Heard you were looking for your place in the world, (well, this side of the Big Muddy, anyway). I know the feeling. In so many ways, I’ve been looking for my place in the world, and really have found my groove just in the last ten years or so. I’ve decided that my biggest problem is I’m misunderstood by pretty much everybody except the people who’ve actually met me. If only those who think they know me would spend a couple of days here, they’d realize how wrong they are.
It’s the happiest season of all. The Alabama Theatre announced the schedule for their 2017 Holiday Film Series. Tickets go on sale on Monday, October 2.
Fall in Birmingham means food. No, we’re not talking about tailgate parties; we’re talkin’ festivals! From butterbeans to baklava, Birmingham hosts more food festivals during the glorious months of fall than you can shake a fork at. Here are 10 you won’t want to miss:
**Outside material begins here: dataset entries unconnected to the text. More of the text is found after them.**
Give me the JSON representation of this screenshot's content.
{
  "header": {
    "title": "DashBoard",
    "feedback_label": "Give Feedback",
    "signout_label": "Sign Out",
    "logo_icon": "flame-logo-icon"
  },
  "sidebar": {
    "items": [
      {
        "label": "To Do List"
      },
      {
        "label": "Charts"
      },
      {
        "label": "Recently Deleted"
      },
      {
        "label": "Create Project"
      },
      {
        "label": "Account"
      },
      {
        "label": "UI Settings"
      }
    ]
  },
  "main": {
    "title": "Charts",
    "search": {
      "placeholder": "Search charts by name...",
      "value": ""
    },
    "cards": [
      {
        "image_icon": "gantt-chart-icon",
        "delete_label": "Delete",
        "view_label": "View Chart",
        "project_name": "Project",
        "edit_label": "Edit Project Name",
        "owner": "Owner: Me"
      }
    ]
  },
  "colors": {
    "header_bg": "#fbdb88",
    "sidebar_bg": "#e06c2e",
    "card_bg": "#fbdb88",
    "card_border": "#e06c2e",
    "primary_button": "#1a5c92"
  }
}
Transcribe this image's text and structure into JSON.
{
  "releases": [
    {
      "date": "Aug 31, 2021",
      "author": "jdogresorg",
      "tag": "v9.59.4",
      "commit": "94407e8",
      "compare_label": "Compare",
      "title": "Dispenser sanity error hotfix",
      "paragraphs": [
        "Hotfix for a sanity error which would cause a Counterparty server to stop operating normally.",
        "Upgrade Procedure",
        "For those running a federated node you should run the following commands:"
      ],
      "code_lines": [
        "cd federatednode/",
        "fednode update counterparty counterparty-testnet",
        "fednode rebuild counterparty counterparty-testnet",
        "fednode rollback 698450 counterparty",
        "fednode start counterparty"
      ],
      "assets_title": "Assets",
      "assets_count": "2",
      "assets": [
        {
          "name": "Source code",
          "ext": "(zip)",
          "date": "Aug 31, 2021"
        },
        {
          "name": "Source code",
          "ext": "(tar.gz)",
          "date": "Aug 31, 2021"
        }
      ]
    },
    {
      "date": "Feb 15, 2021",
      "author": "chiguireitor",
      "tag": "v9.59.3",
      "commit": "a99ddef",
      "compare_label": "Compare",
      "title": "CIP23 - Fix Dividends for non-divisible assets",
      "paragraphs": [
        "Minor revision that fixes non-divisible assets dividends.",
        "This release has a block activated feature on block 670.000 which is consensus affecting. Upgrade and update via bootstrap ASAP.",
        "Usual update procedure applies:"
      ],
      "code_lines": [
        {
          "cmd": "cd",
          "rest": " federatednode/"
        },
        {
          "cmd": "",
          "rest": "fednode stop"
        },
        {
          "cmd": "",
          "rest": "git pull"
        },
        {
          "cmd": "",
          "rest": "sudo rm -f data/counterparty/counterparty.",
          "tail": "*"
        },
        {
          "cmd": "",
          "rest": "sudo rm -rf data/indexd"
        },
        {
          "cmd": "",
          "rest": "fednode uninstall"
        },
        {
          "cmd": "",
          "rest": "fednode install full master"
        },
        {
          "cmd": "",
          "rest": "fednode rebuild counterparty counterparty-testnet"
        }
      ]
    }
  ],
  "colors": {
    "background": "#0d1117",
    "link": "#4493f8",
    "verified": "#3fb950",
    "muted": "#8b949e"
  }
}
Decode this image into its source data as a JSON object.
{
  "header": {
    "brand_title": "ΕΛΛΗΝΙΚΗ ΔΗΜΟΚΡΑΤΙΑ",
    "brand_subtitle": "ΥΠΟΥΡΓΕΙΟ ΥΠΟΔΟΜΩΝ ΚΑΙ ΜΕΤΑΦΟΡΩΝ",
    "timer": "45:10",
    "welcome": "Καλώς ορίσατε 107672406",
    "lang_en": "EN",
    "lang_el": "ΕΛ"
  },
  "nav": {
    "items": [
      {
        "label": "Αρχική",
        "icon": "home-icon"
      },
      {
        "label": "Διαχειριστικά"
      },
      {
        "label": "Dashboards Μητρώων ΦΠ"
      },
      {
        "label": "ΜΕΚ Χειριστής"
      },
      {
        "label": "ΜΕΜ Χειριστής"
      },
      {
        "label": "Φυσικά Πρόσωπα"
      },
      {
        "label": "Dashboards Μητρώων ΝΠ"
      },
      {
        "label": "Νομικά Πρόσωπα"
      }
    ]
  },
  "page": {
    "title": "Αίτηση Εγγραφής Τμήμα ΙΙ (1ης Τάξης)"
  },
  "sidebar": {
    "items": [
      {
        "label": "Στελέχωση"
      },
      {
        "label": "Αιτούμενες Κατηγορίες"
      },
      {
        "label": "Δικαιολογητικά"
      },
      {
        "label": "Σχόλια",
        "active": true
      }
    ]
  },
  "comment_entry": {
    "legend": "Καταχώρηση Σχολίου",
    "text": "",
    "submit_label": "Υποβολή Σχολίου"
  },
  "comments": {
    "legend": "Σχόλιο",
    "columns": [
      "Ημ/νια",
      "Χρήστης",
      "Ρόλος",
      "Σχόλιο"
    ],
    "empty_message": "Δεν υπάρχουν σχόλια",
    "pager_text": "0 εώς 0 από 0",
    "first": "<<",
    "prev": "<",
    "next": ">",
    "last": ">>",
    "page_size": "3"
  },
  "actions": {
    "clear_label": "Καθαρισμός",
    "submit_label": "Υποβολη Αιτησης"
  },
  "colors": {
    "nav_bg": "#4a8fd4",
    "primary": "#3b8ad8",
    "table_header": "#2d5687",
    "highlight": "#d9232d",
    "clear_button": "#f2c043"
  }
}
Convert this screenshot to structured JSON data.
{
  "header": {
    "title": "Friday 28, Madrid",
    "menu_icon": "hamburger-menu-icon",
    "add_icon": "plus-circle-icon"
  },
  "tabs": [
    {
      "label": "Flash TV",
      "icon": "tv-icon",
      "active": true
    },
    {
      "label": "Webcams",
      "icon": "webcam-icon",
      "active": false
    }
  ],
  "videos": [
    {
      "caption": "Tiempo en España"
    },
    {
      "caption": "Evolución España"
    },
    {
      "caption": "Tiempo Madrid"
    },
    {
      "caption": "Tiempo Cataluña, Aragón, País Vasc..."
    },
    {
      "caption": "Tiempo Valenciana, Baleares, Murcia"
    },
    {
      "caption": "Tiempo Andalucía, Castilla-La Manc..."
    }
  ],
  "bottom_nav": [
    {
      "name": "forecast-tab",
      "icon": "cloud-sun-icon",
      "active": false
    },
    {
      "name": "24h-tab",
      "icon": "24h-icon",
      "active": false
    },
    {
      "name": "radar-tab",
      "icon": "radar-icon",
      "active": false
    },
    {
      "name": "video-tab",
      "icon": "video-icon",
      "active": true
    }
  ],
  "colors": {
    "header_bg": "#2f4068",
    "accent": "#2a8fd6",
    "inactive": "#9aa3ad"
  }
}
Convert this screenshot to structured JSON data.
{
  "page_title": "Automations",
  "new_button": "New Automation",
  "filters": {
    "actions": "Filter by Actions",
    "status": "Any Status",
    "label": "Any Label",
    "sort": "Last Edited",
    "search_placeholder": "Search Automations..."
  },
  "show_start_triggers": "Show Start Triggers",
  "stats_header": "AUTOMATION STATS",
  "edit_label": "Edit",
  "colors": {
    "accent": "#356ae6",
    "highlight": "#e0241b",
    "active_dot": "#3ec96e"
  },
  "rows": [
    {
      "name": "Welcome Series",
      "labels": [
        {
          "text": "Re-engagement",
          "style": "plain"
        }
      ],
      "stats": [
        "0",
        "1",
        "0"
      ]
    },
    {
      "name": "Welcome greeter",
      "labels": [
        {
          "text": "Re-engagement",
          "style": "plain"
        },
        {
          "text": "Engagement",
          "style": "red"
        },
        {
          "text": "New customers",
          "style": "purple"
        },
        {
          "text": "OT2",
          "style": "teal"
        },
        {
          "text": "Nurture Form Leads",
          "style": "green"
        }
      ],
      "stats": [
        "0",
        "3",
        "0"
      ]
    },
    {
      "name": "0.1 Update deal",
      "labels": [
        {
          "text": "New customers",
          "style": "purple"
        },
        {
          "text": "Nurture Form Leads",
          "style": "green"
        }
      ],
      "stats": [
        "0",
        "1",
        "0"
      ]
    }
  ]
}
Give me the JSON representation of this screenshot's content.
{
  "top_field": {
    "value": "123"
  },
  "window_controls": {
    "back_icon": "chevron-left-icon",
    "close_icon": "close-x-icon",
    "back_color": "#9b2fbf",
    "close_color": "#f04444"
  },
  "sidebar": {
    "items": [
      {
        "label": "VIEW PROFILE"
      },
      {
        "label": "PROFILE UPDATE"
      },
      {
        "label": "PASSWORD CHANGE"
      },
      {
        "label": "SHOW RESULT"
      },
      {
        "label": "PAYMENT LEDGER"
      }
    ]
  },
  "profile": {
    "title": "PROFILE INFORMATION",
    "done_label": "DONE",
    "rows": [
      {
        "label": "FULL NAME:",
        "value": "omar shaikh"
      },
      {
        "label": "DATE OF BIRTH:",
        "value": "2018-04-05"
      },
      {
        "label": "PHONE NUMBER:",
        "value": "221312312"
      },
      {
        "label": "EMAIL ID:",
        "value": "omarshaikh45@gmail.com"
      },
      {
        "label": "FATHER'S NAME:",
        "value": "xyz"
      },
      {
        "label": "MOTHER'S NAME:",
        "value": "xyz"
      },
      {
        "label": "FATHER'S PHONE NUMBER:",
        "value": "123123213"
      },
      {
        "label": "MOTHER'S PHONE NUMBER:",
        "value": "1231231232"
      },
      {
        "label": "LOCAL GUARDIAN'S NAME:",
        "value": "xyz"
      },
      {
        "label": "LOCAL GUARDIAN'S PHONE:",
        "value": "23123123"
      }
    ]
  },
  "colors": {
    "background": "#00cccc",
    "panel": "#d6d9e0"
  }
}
If you really love baseball then you probably know that if you really want to see the game played with passion you watch the minor league games. These are the guys for whom ending a game with a clean uniform is a sign of failure, who lay awake at night and imagine what it would be like to stand in the batter’s box at Fenway, or snag one from just above the ivy at Wrigley. Now, if you really, really love baseball and have an appreciation for its history, you owe yourself a visit to Birmingham. Here are three reasons:
Birmingham’s highly acclaimed Sidewalk Film Festival fast approaches. Whether you’re new to the independent film scene or not, if you’ve never been to Sidewalk, you owe it to yourself to go. After all, this is the film festival selected as one of the 25 coolest film festivals in the world by MovieMaker magazine – that’s right, IN. THE. WORLD. In other words, if you don’t go, you stand a high probability of being called “lame” by your cool friends.
Those who’ve never been to Birmingham, probably don’t have a sense of it being a very green place. But the fact is, Birmingham, by some estimations, has more green space per capita than any city its size in the country. So, if being outside is what floats your boat, we’ve got lots of options in and around our fair city. Here are but just a few:
After almost 40 years headquartered in New York City, Food & Wine magazine is moving to Birmingham. While the rest of the country goes, “Wha?” everybody in Birmingham nods knowingly. In the event you are a Birmingham initiate, allow me to tell you a story.
Tired of the same old same old? Looking for a little escapist entertainment? Maybe you should try, well, escaping. Seriously. Here in Birmingham, escape games have become all the rage. What are escape games? Well, here’s the skinny: essentially, you and your compadres (we recommend playing these games as a team of somewhere between 2 and 10 intrepid souls) are put into a scenario that requires the team to engage in complex problem solving in order to free themselves from a room. For example:
Ah, those salad farm-to-table days! It’s time to get fresh with the Farmers Market Tour! No place has the “farm-to-table” movement been more prevalent than here in Birmingham. Heck, our chef celebre, Frank Stitt was doing the farm-to-table thing long before it was even cool.